ASSIGNMENT: Where does the string "Shop" appear in the records? Copy every line that contains it.

RECORD EXCERPTS:
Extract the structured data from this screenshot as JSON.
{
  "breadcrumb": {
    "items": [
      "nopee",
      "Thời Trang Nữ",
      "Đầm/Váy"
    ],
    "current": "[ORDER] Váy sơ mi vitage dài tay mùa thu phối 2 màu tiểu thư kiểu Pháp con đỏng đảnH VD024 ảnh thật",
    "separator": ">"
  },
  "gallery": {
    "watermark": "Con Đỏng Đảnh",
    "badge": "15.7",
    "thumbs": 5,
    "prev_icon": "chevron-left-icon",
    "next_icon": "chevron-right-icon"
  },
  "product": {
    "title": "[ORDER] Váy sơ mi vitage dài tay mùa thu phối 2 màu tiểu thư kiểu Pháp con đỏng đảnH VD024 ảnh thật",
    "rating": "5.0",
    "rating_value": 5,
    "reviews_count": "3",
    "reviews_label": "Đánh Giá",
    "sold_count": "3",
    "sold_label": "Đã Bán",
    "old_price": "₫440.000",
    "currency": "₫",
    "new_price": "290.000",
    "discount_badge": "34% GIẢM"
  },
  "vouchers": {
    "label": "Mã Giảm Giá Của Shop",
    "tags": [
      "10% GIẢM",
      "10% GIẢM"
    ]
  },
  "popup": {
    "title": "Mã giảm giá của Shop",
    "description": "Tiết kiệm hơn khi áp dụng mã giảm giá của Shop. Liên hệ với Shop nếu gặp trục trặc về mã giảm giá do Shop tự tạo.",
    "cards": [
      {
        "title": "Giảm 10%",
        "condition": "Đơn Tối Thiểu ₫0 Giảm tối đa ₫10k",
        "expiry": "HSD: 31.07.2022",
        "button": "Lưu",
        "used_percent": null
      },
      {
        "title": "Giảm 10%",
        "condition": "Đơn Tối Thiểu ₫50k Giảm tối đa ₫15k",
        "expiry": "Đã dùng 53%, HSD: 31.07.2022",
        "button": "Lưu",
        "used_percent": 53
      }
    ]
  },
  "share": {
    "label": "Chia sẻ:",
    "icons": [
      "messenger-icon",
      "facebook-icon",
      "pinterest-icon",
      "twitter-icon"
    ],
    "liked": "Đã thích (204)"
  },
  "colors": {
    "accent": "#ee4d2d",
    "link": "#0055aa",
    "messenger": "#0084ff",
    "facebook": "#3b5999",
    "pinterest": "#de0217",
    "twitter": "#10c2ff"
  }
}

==

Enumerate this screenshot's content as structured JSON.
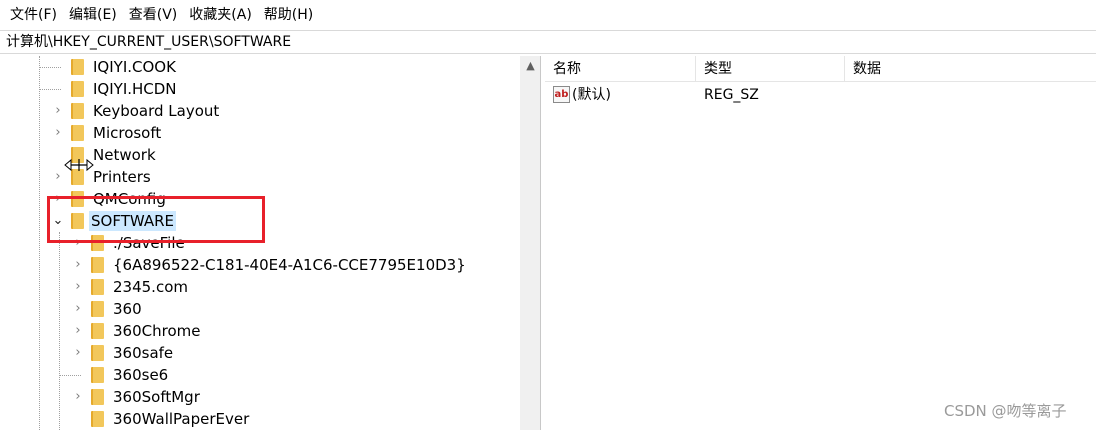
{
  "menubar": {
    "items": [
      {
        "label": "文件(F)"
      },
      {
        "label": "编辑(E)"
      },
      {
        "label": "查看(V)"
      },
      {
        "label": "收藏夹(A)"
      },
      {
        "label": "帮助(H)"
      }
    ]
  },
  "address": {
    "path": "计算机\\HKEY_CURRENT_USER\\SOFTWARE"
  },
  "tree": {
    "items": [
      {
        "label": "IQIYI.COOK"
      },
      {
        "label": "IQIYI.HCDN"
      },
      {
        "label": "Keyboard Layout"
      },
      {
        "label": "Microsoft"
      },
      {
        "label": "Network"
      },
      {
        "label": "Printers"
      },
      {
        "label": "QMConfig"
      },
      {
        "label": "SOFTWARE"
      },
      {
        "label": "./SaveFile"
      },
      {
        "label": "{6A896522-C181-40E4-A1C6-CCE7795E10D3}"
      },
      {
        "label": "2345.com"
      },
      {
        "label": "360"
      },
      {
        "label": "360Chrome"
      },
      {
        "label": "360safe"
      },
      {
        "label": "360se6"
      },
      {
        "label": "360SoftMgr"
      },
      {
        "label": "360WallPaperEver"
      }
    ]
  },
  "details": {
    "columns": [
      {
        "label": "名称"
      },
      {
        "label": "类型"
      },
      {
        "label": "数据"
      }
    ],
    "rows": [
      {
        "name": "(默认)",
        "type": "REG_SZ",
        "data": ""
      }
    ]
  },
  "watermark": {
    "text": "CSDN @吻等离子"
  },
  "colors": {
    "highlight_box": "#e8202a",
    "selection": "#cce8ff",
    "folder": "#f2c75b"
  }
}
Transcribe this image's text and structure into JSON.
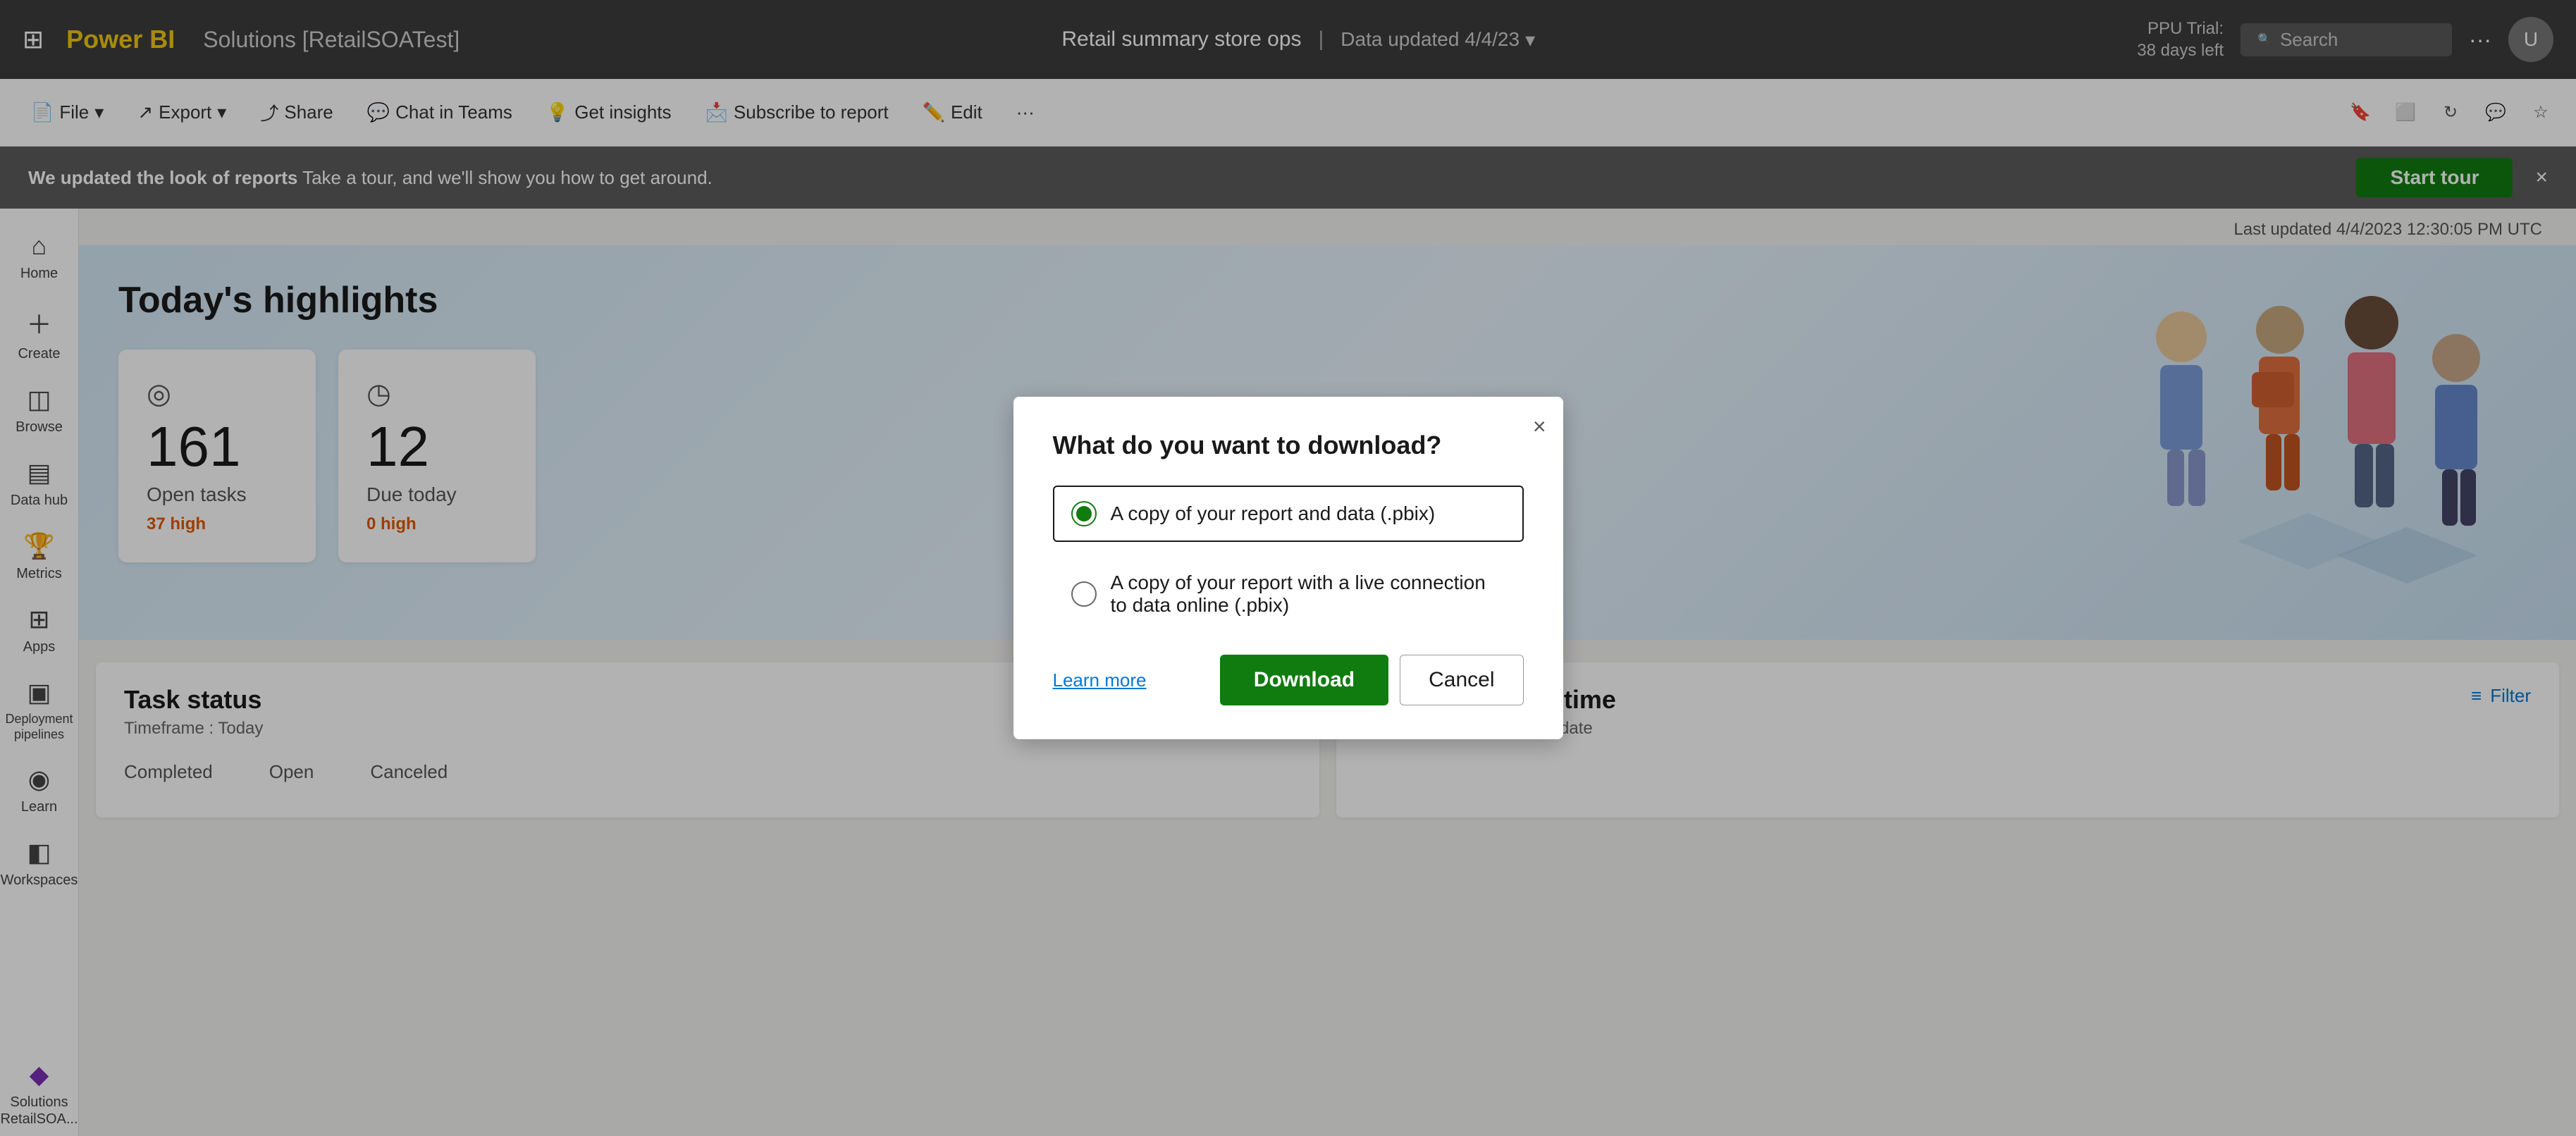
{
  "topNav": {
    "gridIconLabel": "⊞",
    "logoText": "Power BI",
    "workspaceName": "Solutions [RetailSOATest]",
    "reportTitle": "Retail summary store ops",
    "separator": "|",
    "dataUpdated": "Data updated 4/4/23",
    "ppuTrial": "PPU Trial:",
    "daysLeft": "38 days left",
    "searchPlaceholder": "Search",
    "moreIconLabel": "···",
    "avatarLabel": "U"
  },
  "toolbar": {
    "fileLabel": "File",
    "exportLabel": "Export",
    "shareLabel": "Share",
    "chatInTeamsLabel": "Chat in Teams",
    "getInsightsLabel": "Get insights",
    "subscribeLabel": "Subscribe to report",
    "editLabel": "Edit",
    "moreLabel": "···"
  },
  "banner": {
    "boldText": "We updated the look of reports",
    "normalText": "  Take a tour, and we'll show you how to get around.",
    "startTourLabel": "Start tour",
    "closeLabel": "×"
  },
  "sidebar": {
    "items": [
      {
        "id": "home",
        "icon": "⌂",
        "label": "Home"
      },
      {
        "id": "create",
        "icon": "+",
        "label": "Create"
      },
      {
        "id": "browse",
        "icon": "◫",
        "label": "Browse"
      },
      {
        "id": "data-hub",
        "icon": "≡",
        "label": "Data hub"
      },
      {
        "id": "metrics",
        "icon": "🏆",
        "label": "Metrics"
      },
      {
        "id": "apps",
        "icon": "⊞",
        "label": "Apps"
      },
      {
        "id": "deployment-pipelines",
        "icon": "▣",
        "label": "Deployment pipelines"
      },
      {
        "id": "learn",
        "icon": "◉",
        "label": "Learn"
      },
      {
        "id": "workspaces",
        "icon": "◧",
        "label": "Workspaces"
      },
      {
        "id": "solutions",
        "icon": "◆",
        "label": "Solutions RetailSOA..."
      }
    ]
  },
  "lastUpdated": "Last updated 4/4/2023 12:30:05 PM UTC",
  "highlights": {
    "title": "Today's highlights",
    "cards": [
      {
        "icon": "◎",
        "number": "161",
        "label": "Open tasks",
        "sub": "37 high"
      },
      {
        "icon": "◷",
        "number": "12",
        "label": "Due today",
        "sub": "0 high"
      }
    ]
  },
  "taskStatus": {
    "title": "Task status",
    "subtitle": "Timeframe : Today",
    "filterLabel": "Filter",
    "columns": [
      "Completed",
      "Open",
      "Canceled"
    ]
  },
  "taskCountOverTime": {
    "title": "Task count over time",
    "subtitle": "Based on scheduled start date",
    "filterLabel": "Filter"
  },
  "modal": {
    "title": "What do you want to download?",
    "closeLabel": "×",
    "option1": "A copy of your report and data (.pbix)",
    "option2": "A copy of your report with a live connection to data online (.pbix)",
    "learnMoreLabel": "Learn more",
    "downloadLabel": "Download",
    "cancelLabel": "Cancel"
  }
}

FINISHED TASK:
    "label": "Mã Giảm Giá Của Shop",
    "title": "Mã giảm giá của Shop",
    "description": "Tiết kiệm hơn khi áp dụng mã giảm giá của Shop. Liên hệ với Shop nếu gặp trục trặc về mã giảm giá do Shop tự tạo.",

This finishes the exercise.